■ **WHAT YOU WILL DO**
Keeping every line intact, repeat the data word for word.

■ **MATERIAL FOR THIS TASK**

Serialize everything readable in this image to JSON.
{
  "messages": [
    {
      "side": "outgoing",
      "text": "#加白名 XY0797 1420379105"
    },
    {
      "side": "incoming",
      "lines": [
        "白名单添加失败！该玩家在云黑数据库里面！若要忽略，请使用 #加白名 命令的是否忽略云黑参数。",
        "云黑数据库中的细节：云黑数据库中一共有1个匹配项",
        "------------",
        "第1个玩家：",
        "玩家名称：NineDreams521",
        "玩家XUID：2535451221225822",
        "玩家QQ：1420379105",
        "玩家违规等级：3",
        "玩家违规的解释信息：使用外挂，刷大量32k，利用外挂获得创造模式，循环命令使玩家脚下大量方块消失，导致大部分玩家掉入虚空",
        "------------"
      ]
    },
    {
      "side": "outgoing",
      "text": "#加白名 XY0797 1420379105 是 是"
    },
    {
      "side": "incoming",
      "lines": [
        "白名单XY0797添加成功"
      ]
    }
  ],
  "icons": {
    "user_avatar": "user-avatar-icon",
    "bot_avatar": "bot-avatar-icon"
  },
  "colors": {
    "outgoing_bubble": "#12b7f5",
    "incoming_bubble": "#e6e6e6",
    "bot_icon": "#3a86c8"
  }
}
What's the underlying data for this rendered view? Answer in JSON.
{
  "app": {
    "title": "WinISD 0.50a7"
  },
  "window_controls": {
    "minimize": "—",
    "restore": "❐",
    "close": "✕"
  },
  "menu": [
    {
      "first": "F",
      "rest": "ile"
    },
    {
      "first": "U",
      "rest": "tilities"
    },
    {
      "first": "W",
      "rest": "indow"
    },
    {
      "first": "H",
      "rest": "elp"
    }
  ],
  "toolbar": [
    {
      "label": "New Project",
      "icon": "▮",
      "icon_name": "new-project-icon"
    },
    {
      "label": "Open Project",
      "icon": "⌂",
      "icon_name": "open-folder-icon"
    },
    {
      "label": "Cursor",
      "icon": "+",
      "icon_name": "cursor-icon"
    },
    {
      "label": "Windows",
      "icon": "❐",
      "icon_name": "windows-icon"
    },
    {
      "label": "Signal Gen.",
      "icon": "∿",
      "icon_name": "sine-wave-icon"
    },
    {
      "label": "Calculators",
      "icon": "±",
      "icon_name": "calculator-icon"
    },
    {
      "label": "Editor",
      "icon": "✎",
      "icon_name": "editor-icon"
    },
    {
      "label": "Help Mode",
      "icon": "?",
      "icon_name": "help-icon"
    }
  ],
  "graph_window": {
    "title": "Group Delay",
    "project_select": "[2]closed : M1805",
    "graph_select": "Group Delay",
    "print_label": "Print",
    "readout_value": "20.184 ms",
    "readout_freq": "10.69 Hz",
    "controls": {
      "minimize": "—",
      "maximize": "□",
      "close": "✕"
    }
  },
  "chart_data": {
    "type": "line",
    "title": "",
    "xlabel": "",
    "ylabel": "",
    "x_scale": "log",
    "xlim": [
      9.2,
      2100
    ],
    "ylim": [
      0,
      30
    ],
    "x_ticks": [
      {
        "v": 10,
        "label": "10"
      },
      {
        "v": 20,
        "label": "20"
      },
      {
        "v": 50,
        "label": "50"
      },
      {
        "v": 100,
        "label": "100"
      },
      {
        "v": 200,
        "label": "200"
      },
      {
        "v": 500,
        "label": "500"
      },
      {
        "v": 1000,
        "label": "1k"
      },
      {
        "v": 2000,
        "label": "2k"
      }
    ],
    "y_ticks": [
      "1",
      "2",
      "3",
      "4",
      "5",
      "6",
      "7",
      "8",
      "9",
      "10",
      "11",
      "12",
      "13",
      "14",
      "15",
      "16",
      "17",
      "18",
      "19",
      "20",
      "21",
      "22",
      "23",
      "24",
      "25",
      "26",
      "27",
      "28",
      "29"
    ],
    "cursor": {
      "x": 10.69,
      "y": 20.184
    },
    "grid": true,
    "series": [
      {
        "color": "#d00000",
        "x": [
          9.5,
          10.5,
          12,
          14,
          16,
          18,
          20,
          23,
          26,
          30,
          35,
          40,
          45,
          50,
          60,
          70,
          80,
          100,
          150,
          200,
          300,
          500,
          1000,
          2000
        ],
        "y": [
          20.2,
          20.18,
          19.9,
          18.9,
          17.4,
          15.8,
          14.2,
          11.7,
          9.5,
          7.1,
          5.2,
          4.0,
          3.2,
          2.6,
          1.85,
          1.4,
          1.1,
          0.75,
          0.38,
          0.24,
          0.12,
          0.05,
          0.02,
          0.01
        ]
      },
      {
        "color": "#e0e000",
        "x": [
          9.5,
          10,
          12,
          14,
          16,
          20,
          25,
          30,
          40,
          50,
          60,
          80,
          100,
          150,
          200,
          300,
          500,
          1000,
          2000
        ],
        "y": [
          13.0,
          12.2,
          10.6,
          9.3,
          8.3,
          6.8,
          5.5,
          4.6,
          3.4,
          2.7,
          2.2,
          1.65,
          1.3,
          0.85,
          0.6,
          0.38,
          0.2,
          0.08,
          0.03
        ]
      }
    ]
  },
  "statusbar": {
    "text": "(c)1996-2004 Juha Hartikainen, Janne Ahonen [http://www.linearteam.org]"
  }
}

■ **ANSWER BELOW**
Serialize everything readable in this image to JSON.
{
  "messages": [
    {
      "side": "outgoing",
      "text": "#加白名 XY0797 1420379105"
    },
    {
      "side": "incoming",
      "lines": [
        "白名单添加失败！该玩家在云黑数据库里面！若要忽略，请使用 #加白名 命令的是否忽略云黑参数。",
        "云黑数据库中的细节：云黑数据库中一共有1个匹配项",
        "------------",
        "第1个玩家：",
        "玩家名称：NineDreams521",
        "玩家XUID：2535451221225822",
        "玩家QQ：1420379105",
        "玩家违规等级：3",
        "玩家违规的解释信息：使用外挂，刷大量32k，利用外挂获得创造模式，循环命令使玩家脚下大量方块消失，导致大部分玩家掉入虚空",
        "------------"
      ]
    },
    {
      "side": "outgoing",
      "text": "#加白名 XY0797 1420379105 是 是"
    },
    {
      "side": "incoming",
      "lines": [
        "白名单XY0797添加成功"
      ]
    }
  ],
  "icons": {
    "user_avatar": "user-avatar-icon",
    "bot_avatar": "bot-avatar-icon"
  },
  "colors": {
    "outgoing_bubble": "#12b7f5",
    "incoming_bubble": "#e6e6e6",
    "bot_icon": "#3a86c8"
  }
}
What's the underlying data for this rendered view? Answer in JSON.
{
  "app": {
    "title": "WinISD 0.50a7"
  },
  "window_controls": {
    "minimize": "—",
    "restore": "❐",
    "close": "✕"
  },
  "menu": [
    {
      "first": "F",
      "rest": "ile"
    },
    {
      "first": "U",
      "rest": "tilities"
    },
    {
      "first": "W",
      "rest": "indow"
    },
    {
      "first": "H",
      "rest": "elp"
    }
  ],
  "toolbar": [
    {
      "label": "New Project",
      "icon": "▮",
      "icon_name": "new-project-icon"
    },
    {
      "label": "Open Project",
      "icon": "⌂",
      "icon_name": "open-folder-icon"
    },
    {
      "label": "Cursor",
      "icon": "+",
      "icon_name": "cursor-icon"
    },
    {
      "label": "Windows",
      "icon": "❐",
      "icon_name": "windows-icon"
    },
    {
      "label": "Signal Gen.",
      "icon": "∿",
      "icon_name": "sine-wave-icon"
    },
    {
      "label": "Calculators",
      "icon": "±",
      "icon_name": "calculator-icon"
    },
    {
      "label": "Editor",
      "icon": "✎",
      "icon_name": "editor-icon"
    },
    {
      "label": "Help Mode",
      "icon": "?",
      "icon_name": "help-icon"
    }
  ],
  "graph_window": {
    "title": "Group Delay",
    "project_select": "[2]closed : M1805",
    "graph_select": "Group Delay",
    "print_label": "Print",
    "readout_value": "20.184 ms",
    "readout_freq": "10.69 Hz",
    "controls": {
      "minimize": "—",
      "maximize": "□",
      "close": "✕"
    }
  },
  "chart_data": {
    "type": "line",
    "title": "",
    "xlabel": "",
    "ylabel": "",
    "x_scale": "log",
    "xlim": [
      9.2,
      2100
    ],
    "ylim": [
      0,
      30
    ],
    "x_ticks": [
      {
        "v": 10,
        "label": "10"
      },
      {
        "v": 20,
        "label": "20"
      },
      {
        "v": 50,
        "label": "50"
      },
      {
        "v": 100,
        "label": "100"
      },
      {
        "v": 200,
        "label": "200"
      },
      {
        "v": 500,
        "label": "500"
      },
      {
        "v": 1000,
        "label": "1k"
      },
      {
        "v": 2000,
        "label": "2k"
      }
    ],
    "y_ticks": [
      "1",
      "2",
      "3",
      "4",
      "5",
      "6",
      "7",
      "8",
      "9",
      "10",
      "11",
      "12",
      "13",
      "14",
      "15",
      "16",
      "17",
      "18",
      "19",
      "20",
      "21",
      "22",
      "23",
      "24",
      "25",
      "26",
      "27",
      "28",
      "29"
    ],
    "cursor": {
      "x": 10.69,
      "y": 20.184
    },
    "grid": true,
    "series": [
      {
        "color": "#d00000",
        "x": [
          9.5,
          10.5,
          12,
          14,
          16,
          18,
          20,
          23,
          26,
          30,
          35,
          40,
          45,
          50,
          60,
          70,
          80,
          100,
          150,
          200,
          300,
          500,
          1000,
          2000
        ],
        "y": [
          20.2,
          20.18,
          19.9,
          18.9,
          17.4,
          15.8,
          14.2,
          11.7,
          9.5,
          7.1,
          5.2,
          4.0,
          3.2,
          2.6,
          1.85,
          1.4,
          1.1,
          0.75,
          0.38,
          0.24,
          0.12,
          0.05,
          0.02,
          0.01
        ]
      },
      {
        "color": "#e0e000",
        "x": [
          9.5,
          10,
          12,
          14,
          16,
          20,
          25,
          30,
          40,
          50,
          60,
          80,
          100,
          150,
          200,
          300,
          500,
          1000,
          2000
        ],
        "y": [
          13.0,
          12.2,
          10.6,
          9.3,
          8.3,
          6.8,
          5.5,
          4.6,
          3.4,
          2.7,
          2.2,
          1.65,
          1.3,
          0.85,
          0.6,
          0.38,
          0.2,
          0.08,
          0.03
        ]
      }
    ]
  },
  "statusbar": {
    "text": "(c)1996-2004 Juha Hartikainen, Janne Ahonen [http://www.linearteam.org]"
  }
}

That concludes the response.